The ruling by the Paris appeals court could set a legal precedent in France, where Facebook has more than 30 million regular users. It can be appealed to France's highest court.
It means a French court will now be entitled to hear the case of Frederic Durand-Baissas, a 57-year-old Parisian teacher and art lover whose Facebook account was suspended five years ago without prior notice. That was the day he posted a photo of Gustave Courbet's 1866 "The Origin of the World," which depicts female genitalia.
He wants his account reactivated and is asking for 20,000 euros ($22,550) in damages.
Facebook, which has not given an explanation for the suspended account, could not immediately be reached for comment after the ruling.
Its current "Community Standards" page says: "We restrict the display of nudity because some audiences within our global community may be sensitive to this type of content — particularly because of their cultural background or age."
It also says, "We also allow photographs of paintings, sculptures, and other art that depicts nude figures."

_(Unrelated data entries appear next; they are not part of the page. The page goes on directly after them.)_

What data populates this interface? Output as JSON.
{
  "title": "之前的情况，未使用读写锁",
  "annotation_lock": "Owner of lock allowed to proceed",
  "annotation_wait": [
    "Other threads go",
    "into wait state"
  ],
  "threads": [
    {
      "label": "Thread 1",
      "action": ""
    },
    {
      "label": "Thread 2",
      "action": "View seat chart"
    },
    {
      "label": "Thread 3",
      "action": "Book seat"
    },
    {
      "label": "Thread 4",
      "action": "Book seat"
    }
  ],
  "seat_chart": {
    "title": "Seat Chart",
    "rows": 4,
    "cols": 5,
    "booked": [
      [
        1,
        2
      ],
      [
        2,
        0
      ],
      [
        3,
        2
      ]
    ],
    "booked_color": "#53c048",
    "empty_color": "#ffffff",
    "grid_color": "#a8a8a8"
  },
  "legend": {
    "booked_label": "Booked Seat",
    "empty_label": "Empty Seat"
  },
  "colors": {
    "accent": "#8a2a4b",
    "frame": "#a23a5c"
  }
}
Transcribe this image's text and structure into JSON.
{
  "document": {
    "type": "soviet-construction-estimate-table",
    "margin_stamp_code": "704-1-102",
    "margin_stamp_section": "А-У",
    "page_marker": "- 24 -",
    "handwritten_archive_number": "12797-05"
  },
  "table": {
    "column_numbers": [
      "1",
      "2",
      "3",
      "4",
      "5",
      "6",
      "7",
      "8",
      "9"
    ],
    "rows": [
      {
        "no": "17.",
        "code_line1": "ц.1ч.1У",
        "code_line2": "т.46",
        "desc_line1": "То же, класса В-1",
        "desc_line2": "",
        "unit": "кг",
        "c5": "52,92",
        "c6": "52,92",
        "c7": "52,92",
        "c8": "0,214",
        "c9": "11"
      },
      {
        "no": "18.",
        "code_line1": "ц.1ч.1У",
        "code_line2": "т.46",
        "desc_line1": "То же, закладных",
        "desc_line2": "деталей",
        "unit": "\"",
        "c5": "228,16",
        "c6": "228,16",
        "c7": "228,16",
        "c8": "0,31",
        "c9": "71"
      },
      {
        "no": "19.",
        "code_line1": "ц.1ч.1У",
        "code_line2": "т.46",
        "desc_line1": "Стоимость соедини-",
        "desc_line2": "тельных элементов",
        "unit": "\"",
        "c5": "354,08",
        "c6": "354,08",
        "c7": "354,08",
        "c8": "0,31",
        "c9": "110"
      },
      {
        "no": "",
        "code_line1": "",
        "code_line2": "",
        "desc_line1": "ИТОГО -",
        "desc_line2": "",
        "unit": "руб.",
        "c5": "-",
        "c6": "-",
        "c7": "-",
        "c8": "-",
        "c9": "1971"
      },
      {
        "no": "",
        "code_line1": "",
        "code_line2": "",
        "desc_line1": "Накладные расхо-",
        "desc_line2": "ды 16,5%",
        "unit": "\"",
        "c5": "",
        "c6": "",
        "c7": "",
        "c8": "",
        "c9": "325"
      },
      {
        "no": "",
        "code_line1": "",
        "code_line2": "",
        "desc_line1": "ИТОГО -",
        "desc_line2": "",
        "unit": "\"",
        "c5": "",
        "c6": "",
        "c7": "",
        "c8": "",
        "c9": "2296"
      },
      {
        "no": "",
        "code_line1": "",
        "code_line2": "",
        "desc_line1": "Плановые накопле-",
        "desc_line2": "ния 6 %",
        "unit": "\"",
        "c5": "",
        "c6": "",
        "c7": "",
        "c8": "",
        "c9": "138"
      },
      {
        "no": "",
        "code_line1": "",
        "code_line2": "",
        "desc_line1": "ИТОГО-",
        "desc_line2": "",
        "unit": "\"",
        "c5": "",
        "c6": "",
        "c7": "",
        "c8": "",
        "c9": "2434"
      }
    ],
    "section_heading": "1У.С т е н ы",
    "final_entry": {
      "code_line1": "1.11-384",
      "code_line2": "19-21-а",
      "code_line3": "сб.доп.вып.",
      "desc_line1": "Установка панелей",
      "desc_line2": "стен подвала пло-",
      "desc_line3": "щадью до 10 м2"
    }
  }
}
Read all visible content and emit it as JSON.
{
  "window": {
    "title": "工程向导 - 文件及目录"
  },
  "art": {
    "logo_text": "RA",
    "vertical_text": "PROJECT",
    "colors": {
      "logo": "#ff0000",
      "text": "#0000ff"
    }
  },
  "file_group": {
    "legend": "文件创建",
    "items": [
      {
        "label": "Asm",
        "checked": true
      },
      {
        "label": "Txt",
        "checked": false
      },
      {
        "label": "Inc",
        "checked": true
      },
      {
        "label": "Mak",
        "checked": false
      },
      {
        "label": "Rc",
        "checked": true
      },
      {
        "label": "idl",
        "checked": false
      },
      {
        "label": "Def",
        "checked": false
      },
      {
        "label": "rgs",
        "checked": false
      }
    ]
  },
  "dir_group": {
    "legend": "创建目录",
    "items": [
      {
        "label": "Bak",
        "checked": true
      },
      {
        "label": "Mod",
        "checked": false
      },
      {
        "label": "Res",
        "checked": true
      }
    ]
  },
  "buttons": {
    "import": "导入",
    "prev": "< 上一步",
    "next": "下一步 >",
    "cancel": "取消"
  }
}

However, Durand-Baissas' lawyer said that Facebook has changed its language on this subject in recent years.
Its lawyers had argued that such lawsuits could only be heard by a specific court in California where it has its headquarters, and that French consumer rights law can't apply to its users in France because its worldwide service is free.
A Paris appeals court dismissed those arguments and upheld a lower court's decision that ruled French courts can hear cases involving users in France.